*When to Visit: The dive shops open every day of the year at 8:00 A.M. and close at 5:00 P.M. We found arriving before 8:00 was ideal, as the beach was practically deserted. Getting out into the water right at 8:00 gave us about 2 hours to explore before big tours and crowds arrived.
* Renting Gear: There are several options on the beach for renting both snorkel and scuba equipment, and they all seemed about the same to us. We went with the Akumal Dive Shop, the original shop on the beach. The combination of snorkel set (mask and breathing tube) and life jacket (mandatory) was $12 USD per person, and kids and adults are the same price. Flippers and other gear are extra. We decided to snorkel in shifts, so we only rented three sets of gear instead of five. There are definitely places in Playa del Carmen that rent gear for cheaper, but we didn’t want the hassle of lugging everything around with us all day.

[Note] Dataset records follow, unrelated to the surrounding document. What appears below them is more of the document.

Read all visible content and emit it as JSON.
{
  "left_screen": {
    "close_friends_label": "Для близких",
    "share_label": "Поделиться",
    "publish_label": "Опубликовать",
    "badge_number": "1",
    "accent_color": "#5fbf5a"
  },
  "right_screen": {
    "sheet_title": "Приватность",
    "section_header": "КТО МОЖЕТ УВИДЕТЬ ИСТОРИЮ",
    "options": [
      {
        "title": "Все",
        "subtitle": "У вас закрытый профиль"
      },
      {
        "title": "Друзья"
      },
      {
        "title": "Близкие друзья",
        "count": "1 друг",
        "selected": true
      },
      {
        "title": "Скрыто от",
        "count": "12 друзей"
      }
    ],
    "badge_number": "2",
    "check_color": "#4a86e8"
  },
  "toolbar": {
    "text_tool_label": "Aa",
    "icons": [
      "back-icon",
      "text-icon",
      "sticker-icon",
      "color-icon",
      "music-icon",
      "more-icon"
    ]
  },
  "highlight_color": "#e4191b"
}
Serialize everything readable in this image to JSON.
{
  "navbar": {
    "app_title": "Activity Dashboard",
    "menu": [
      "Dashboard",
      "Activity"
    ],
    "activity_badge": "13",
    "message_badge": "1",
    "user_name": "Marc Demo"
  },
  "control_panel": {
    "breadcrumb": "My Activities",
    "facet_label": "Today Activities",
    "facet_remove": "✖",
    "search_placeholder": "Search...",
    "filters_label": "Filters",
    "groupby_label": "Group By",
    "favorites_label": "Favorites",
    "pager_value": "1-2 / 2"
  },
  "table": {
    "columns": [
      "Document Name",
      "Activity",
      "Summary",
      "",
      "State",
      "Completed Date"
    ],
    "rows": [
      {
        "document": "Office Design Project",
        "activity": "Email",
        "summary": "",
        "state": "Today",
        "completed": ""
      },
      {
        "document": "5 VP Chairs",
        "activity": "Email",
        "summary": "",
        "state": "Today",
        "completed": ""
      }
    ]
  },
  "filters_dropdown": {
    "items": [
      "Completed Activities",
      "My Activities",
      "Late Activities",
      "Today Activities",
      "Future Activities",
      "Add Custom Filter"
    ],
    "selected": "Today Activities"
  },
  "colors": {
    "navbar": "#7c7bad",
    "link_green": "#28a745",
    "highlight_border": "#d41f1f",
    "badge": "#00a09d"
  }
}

* Turtles: You are most likely to see loggerhead and green turtles out in the waters of Akumal. They are about the same in size (1.2 meters) and weight (100-200 kg), but the loggerhead turtles feed on shellfish (crabs and snails) while the green turtles feed on sea grass. We saw at least a dozen green turtles during our morning in the water, and they were a blast to watch!

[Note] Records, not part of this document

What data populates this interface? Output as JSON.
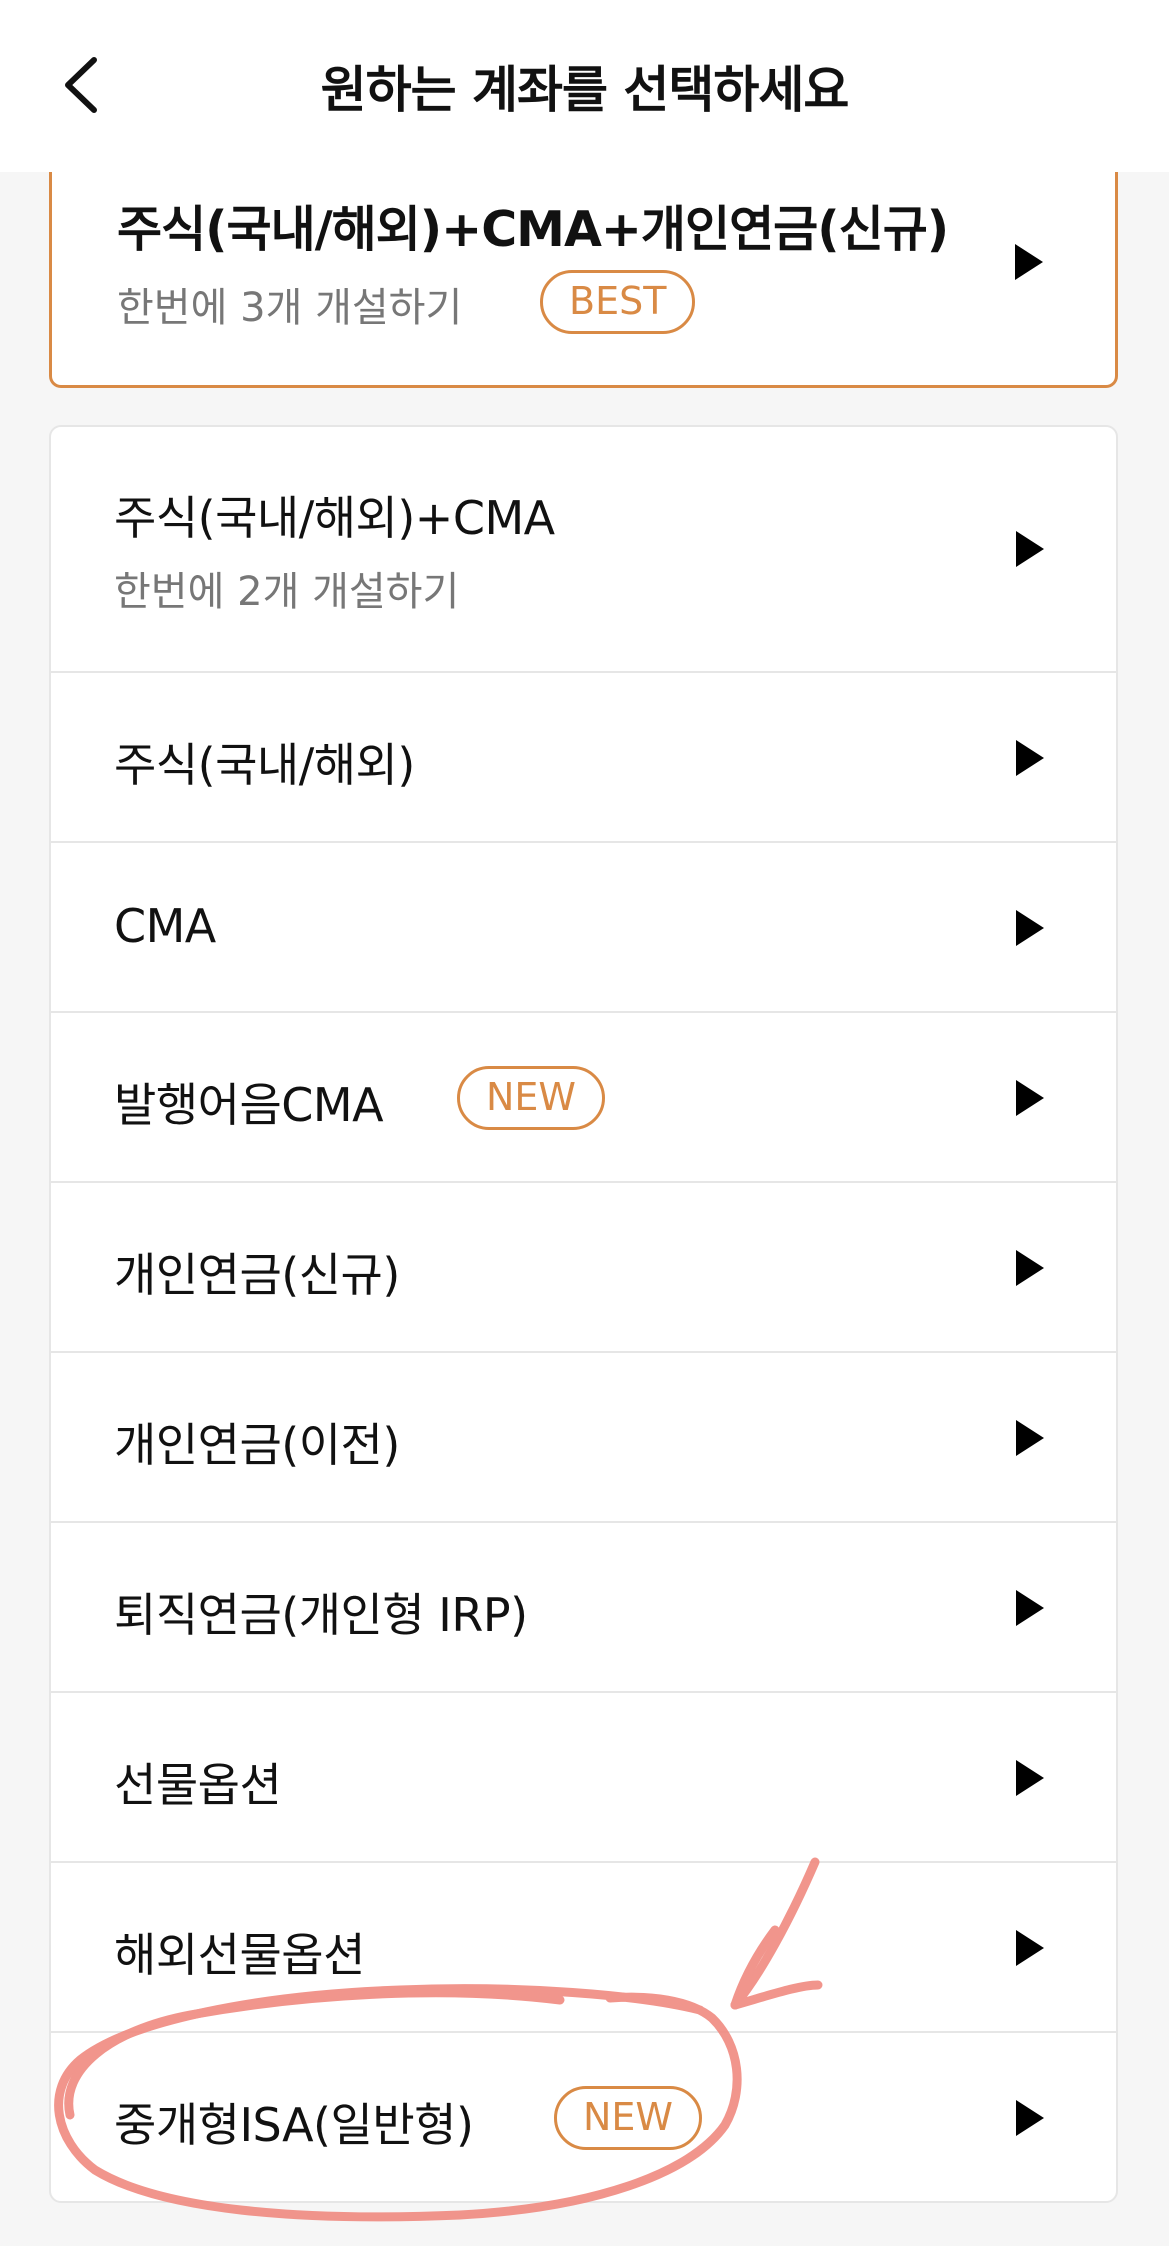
{
  "header": {
    "title": "원하는 계좌를 선택하세요"
  },
  "featured": {
    "title": "주식(국내/해외)+CMA+개인연금(신규)",
    "subtitle": "한번에 3개 개설하기",
    "badge": "BEST"
  },
  "items": [
    {
      "label": "주식(국내/해외)+CMA",
      "subtitle": "한번에 2개 개설하기"
    },
    {
      "label": "주식(국내/해외)"
    },
    {
      "label": "CMA"
    },
    {
      "label": "발행어음CMA",
      "badge": "NEW"
    },
    {
      "label": "개인연금(신규)"
    },
    {
      "label": "개인연금(이전)"
    },
    {
      "label": "퇴직연금(개인형 IRP)"
    },
    {
      "label": "선물옵션"
    },
    {
      "label": "해외선물옵션"
    },
    {
      "label": "중개형ISA(일반형)",
      "badge": "NEW"
    }
  ],
  "colors": {
    "accent": "#d98a45",
    "annotation": "#f08a80",
    "background": "#f6f6f6"
  },
  "icons": {
    "back": "chevron-left-icon",
    "row_arrow": "play-triangle-icon"
  }
}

* The Reef: The Mesoamerican Reef (extending 700 miles from the tip of the Yucatan down through the Honduran Bay Islands) is the largest barrier reef in the Western Hemisphere. The reef is home to 60 types of coral, 500 species of fish, and 5 species of marine turtles. One of the biggest threats comes from tourism and the staggering number of people who visit the reef (ourselves included). There did not seem be to any efforts to limit the daily number of visitors, as we have seen in other places. At very least, be sure not to touch or step on the reef and wear reef-safe sunscreen (if it’s on your skin, it’s on the reef).